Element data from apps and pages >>

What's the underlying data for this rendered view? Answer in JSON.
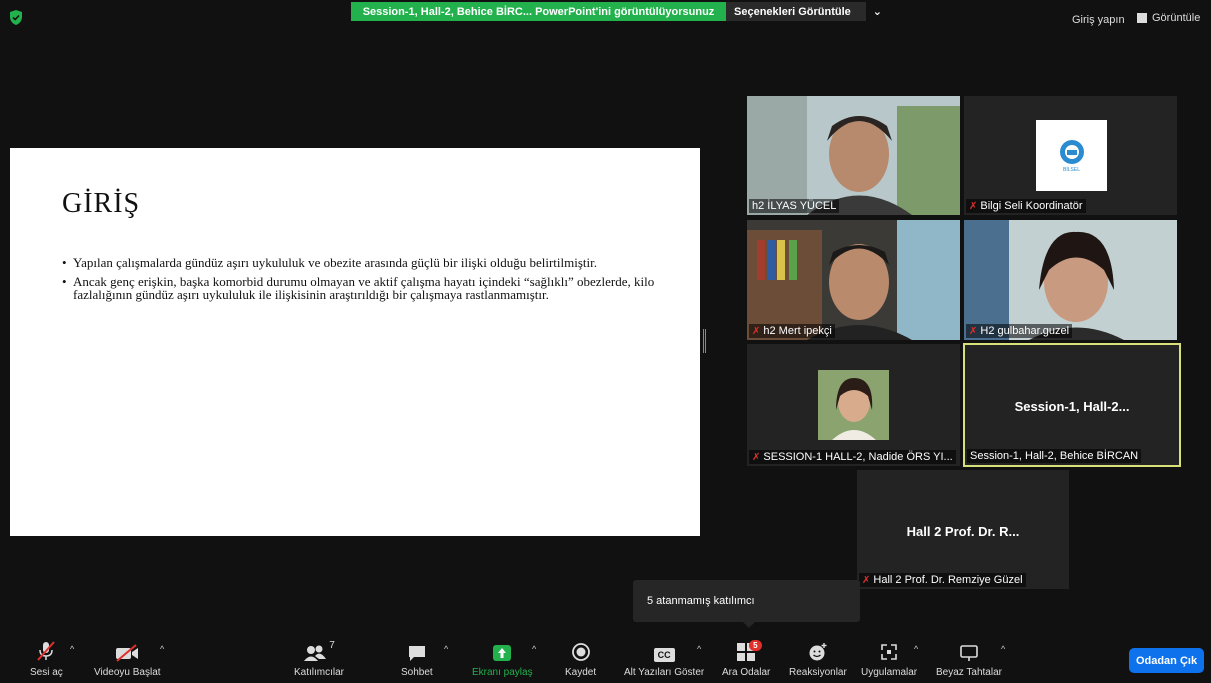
{
  "topbar": {
    "share_banner": "Session-1, Hall-2, Behice BİRC... PowerPoint'ini görüntülüyorsunuz",
    "options_label": "Seçenekleri Görüntüle",
    "options_caret": "⌄",
    "signin": "Giriş yapın",
    "view_label": "Görüntüle"
  },
  "slide": {
    "title": "GİRİŞ",
    "bullets": [
      "Yapılan çalışmalarda gündüz aşırı uykululuk ve obezite arasında güçlü bir ilişki olduğu belirtilmiştir.",
      "Ancak genç erişkin, başka komorbid durumu olmayan ve aktif çalışma hayatı içindeki “sağlıklı” obezlerde, kilo fazlalığının gündüz aşırı uykululuk ile ilişkisinin araştırıldığı bir çalışmaya rastlanmamıştır."
    ]
  },
  "participants": [
    {
      "name": "h2 İLYAS YÜCEL",
      "muted": false
    },
    {
      "name": "Bilgi Seli Koordinatör",
      "muted": true,
      "logo_text": "BİLSEL"
    },
    {
      "name": "h2 Mert ipekçi",
      "muted": true
    },
    {
      "name": "H2 gulbahar.guzel",
      "muted": true
    },
    {
      "name": "SESSION-1 HALL-2, Nadide ÖRS YI...",
      "muted": true
    },
    {
      "name": "Session-1, Hall-2, Behice BİRCAN",
      "muted": false,
      "center_label": "Session-1,  Hall-2..."
    },
    {
      "name": "Hall 2 Prof. Dr. Remziye Güzel",
      "muted": true,
      "center_label": "Hall 2 Prof. Dr. R..."
    }
  ],
  "tooltip": "5 atanmamış katılımcı",
  "toolbar": {
    "unmute": "Sesi aç",
    "start_video": "Videoyu Başlat",
    "participants": "Katılımcılar",
    "participants_count": "7",
    "chat": "Sohbet",
    "share_screen": "Ekranı paylaş",
    "record": "Kaydet",
    "cc_icon_text": "CC",
    "captions": "Alt Yazıları Göster",
    "breakout": "Ara Odalar",
    "breakout_badge": "5",
    "reactions": "Reaksiyonlar",
    "apps": "Uygulamalar",
    "whiteboard": "Beyaz Tahtalar",
    "leave": "Odadan Çık"
  },
  "colors": {
    "share_green": "#22b14c",
    "leave_blue": "#0e72ed",
    "active_border": "#d8e07a",
    "mute_red": "#e0302b"
  }
}
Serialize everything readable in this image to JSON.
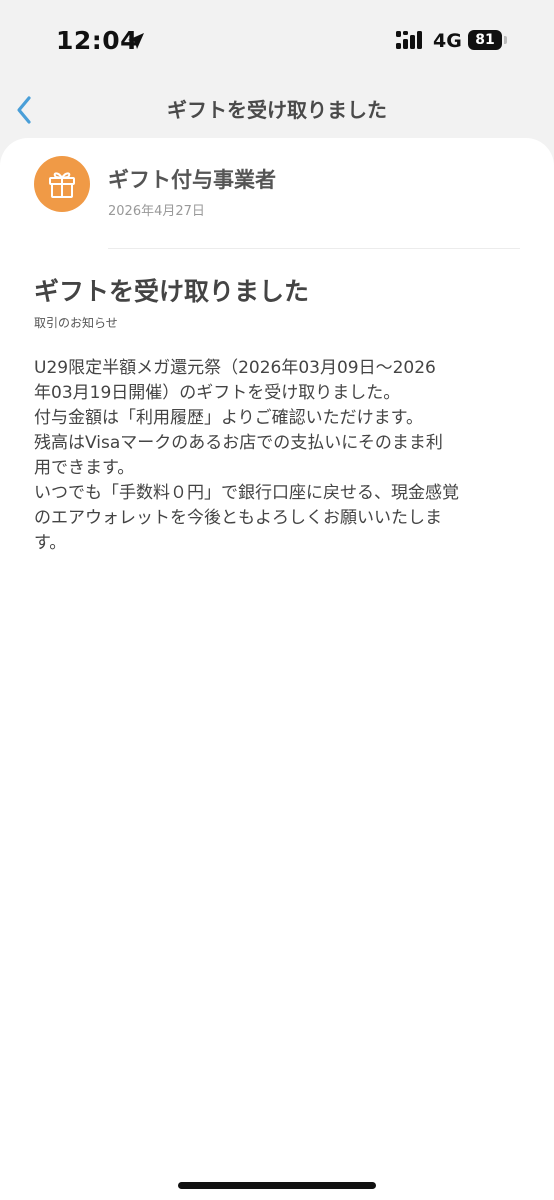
{
  "status_bar": {
    "time": "12:04",
    "network": "4G",
    "battery": "81"
  },
  "nav": {
    "title": "ギフトを受け取りました"
  },
  "sender": {
    "name": "ギフト付与事業者",
    "date": "2026年4月27日"
  },
  "message": {
    "title": "ギフトを受け取りました",
    "category": "取引のお知らせ",
    "body_lines": [
      "U29限定半額メガ還元祭（2026年03月09日〜2026",
      "年03月19日開催）のギフトを受け取りました。",
      "付与金額は「利用履歴」よりご確認いただけます。",
      "残高はVisaマークのあるお店での支払いにそのまま利",
      "用できます。",
      "いつでも「手数料０円」で銀行口座に戻せる、現金感覚",
      "のエアウォレットを今後ともよろしくお願いいたしま",
      "す。"
    ]
  },
  "colors": {
    "accent_orange": "#f09a46",
    "back_arrow": "#4a9fd8"
  }
}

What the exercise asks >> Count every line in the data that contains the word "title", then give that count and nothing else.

Response to the task >> 3